Water Trails by Altamaha RiverKeeper

Water Trails

By Dorinda Dallmeyer

If you want to experience the mighty Altamaha watershed firsthand, it’s now possible to paddle 443 miles on designated water trails from near the river’s headwaters east of Lithonia all the way to Darien. It’s not quite “from the summit to the sea” but a paddler can experience the journey that raindrops take from the Piedmont to the coastal marshes.

The Yellow River Water Trail runs for 55 miles south from Gwinnett County to Jackson Lake, where the confluence of the Yellow, South, and Alcovy Rivers that form the Ocmulgee has lain submerged since 1910. Below the dam, the Ocmulgee Water Trail extends for 250 miles to its confluence with the Oconee River just upstream from the Highway 351 bridge south of Uvalda.  Then the Altamaha Water Trail takes over for the final 137-miles jaunt to its delta.

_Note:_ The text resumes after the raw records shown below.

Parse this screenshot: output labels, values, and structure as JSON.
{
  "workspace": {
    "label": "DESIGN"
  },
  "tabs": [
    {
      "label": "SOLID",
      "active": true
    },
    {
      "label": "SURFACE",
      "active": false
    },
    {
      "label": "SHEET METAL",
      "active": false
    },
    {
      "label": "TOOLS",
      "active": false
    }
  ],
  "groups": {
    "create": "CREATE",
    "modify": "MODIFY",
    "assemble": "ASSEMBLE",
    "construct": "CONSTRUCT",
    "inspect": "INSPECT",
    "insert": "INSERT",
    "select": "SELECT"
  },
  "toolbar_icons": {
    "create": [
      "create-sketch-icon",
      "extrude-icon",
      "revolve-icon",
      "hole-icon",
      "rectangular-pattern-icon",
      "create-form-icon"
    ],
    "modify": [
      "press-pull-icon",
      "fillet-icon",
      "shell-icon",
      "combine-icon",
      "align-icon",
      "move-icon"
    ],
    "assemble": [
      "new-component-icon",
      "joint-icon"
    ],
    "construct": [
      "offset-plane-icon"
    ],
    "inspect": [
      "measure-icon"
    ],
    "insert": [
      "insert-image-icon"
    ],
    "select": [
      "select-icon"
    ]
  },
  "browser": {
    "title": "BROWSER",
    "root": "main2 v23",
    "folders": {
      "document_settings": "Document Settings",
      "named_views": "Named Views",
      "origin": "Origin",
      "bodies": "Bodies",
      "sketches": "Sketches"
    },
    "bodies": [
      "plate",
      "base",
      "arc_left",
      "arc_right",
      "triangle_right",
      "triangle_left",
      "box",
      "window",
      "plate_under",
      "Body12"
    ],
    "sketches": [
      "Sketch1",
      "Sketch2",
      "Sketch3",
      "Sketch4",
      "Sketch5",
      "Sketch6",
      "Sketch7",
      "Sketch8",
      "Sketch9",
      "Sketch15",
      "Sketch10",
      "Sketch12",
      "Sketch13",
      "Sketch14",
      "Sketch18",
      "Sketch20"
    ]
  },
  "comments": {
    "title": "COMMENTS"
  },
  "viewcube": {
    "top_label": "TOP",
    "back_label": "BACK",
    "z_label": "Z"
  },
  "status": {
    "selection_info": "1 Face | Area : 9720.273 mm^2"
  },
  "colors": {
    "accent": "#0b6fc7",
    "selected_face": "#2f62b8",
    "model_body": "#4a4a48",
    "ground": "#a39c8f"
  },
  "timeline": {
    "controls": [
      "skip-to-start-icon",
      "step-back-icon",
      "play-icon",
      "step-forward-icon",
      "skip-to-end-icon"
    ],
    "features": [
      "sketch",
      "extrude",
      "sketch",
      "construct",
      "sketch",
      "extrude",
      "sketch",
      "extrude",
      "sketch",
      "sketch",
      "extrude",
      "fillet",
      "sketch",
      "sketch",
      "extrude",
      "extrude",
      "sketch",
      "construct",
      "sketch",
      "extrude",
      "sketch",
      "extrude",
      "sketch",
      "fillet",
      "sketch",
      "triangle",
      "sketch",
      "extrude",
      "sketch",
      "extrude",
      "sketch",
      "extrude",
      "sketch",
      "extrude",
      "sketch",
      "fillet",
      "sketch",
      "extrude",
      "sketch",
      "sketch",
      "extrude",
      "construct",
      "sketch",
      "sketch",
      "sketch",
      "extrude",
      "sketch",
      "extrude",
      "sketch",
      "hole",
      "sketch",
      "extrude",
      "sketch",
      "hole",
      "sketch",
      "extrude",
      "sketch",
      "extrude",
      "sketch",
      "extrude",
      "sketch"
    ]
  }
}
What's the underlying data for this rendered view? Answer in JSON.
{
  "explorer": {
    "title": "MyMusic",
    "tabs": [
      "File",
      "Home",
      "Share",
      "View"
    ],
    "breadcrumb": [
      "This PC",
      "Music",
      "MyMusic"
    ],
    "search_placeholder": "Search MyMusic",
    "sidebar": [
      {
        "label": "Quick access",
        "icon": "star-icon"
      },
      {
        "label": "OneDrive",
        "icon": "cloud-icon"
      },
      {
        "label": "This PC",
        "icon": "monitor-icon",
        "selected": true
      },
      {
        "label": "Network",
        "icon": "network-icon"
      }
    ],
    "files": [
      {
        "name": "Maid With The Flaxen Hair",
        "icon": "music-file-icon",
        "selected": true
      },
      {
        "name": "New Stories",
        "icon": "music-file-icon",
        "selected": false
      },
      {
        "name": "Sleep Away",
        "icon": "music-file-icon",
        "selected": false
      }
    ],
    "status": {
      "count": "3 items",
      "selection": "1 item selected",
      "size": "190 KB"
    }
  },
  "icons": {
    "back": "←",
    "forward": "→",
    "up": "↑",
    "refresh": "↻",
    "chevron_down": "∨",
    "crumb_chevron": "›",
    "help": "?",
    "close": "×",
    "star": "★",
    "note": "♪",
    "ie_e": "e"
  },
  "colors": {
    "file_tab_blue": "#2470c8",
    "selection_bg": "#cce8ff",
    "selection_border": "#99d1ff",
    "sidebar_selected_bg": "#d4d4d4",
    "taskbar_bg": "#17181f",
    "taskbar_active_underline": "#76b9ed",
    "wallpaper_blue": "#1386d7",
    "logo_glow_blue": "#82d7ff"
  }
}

It’s estimated that Georgia has more than one million paddlers who enjoy this form of home-grown ecotourism and the economic impact is significant.  According to the Georgia River Network, canoeing, kayaking, and rafting contribute $11.3 billion to Georgia economy annually. As a bonus, water trails often require lower implementation costs compared with other forms of economic development.

During the 2018 legislative session, the Georgia House of Representative unanimously passed a resolution voicing support for the Georgians who thus far have created more than 1000 miles of water trails statewide and encouraging the development of more opportunities for people to reconnect with Georgia’s rivers. And if that 443 miles leaves you wanting more, the Georgia Coast Saltwater Paddling Trail offers another 170 miles of paddling from the Savannah to the St. Mary’s.

For more information about Georgia’s water trails, please visit https://www.garivers.org/gwtc; for information about paddling the Altamaha River or providing philanthropic support to increase river access, contact Jen Hilburn at 912-441-3908 or jen@altamahariverkeeper.org. Jen serves as the Altamaha RiverKeeper.

Photo by Altamaha RiverKeeper